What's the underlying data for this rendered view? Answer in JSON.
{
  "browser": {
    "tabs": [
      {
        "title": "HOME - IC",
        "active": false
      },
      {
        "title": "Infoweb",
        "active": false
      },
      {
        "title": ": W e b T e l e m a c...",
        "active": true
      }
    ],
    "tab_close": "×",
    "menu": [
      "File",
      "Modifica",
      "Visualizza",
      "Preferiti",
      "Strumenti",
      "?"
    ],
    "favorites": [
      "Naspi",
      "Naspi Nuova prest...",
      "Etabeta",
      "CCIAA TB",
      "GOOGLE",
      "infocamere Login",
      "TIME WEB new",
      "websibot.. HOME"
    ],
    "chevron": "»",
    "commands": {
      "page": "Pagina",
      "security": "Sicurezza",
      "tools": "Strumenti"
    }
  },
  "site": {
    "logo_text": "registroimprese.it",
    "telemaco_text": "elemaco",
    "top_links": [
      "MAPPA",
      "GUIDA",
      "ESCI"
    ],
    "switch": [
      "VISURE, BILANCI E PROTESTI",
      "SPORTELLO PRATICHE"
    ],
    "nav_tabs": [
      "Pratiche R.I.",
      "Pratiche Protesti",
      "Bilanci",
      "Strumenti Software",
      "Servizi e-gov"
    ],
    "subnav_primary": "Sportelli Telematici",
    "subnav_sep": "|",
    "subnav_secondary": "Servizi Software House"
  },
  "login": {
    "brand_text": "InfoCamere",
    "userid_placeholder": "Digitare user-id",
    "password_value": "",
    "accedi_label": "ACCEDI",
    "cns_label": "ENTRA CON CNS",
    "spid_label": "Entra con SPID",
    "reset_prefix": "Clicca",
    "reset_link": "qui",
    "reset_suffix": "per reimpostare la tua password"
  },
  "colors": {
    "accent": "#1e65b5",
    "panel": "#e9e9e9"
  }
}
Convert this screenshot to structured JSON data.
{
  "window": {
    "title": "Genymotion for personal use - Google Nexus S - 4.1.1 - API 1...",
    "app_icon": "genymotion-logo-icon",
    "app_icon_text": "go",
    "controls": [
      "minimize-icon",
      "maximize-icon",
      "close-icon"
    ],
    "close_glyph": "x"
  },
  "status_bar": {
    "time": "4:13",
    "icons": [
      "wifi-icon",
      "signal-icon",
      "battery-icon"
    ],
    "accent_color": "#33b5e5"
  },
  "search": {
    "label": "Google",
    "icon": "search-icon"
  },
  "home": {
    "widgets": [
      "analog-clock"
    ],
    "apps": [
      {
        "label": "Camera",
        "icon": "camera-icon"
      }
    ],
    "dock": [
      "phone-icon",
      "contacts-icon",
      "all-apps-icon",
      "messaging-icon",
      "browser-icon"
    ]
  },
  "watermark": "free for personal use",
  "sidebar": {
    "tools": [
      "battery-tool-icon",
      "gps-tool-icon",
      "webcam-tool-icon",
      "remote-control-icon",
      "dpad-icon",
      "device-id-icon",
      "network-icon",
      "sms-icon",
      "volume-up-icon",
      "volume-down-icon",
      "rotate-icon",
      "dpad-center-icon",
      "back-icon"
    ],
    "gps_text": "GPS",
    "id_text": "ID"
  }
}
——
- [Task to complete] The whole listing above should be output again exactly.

- [Completed task]
What's the underlying data for this rendered view? Answer in JSON.
{
  "browser": {
    "tabs": [
      {
        "title": "HOME - IC",
        "active": false
      },
      {
        "title": "Infoweb",
        "active": false
      },
      {
        "title": ": W e b T e l e m a c...",
        "active": true
      }
    ],
    "tab_close": "×",
    "menu": [
      "File",
      "Modifica",
      "Visualizza",
      "Preferiti",
      "Strumenti",
      "?"
    ],
    "favorites": [
      "Naspi",
      "Naspi Nuova prest...",
      "Etabeta",
      "CCIAA TB",
      "GOOGLE",
      "infocamere Login",
      "TIME WEB new",
      "websibot.. HOME"
    ],
    "chevron": "»",
    "commands": {
      "page": "Pagina",
      "security": "Sicurezza",
      "tools": "Strumenti"
    }
  },
  "site": {
    "logo_text": "registroimprese.it",
    "telemaco_text": "elemaco",
    "top_links": [
      "MAPPA",
      "GUIDA",
      "ESCI"
    ],
    "switch": [
      "VISURE, BILANCI E PROTESTI",
      "SPORTELLO PRATICHE"
    ],
    "nav_tabs": [
      "Pratiche R.I.",
      "Pratiche Protesti",
      "Bilanci",
      "Strumenti Software",
      "Servizi e-gov"
    ],
    "subnav_primary": "Sportelli Telematici",
    "subnav_sep": "|",
    "subnav_secondary": "Servizi Software House"
  },
  "login": {
    "brand_text": "InfoCamere",
    "userid_placeholder": "Digitare user-id",
    "password_value": "",
    "accedi_label": "ACCEDI",
    "cns_label": "ENTRA CON CNS",
    "spid_label": "Entra con SPID",
    "reset_prefix": "Clicca",
    "reset_link": "qui",
    "reset_suffix": "per reimpostare la tua password"
  },
  "colors": {
    "accent": "#1e65b5",
    "panel": "#e9e9e9"
  }
}
Convert this screenshot to structured JSON data.
{
  "window": {
    "title": "Genymotion for personal use - Google Nexus S - 4.1.1 - API 1...",
    "app_icon": "genymotion-logo-icon",
    "app_icon_text": "go",
    "controls": [
      "minimize-icon",
      "maximize-icon",
      "close-icon"
    ],
    "close_glyph": "x"
  },
  "status_bar": {
    "time": "4:13",
    "icons": [
      "wifi-icon",
      "signal-icon",
      "battery-icon"
    ],
    "accent_color": "#33b5e5"
  },
  "search": {
    "label": "Google",
    "icon": "search-icon"
  },
  "home": {
    "widgets": [
      "analog-clock"
    ],
    "apps": [
      {
        "label": "Camera",
        "icon": "camera-icon"
      }
    ],
    "dock": [
      "phone-icon",
      "contacts-icon",
      "all-apps-icon",
      "messaging-icon",
      "browser-icon"
    ]
  },
  "watermark": "free for personal use",
  "sidebar": {
    "tools": [
      "battery-tool-icon",
      "gps-tool-icon",
      "webcam-tool-icon",
      "remote-control-icon",
      "dpad-icon",
      "device-id-icon",
      "network-icon",
      "sms-icon",
      "volume-up-icon",
      "volume-down-icon",
      "rotate-icon",
      "dpad-center-icon",
      "back-icon"
    ],
    "gps_text": "GPS",
    "id_text": "ID"
  }
}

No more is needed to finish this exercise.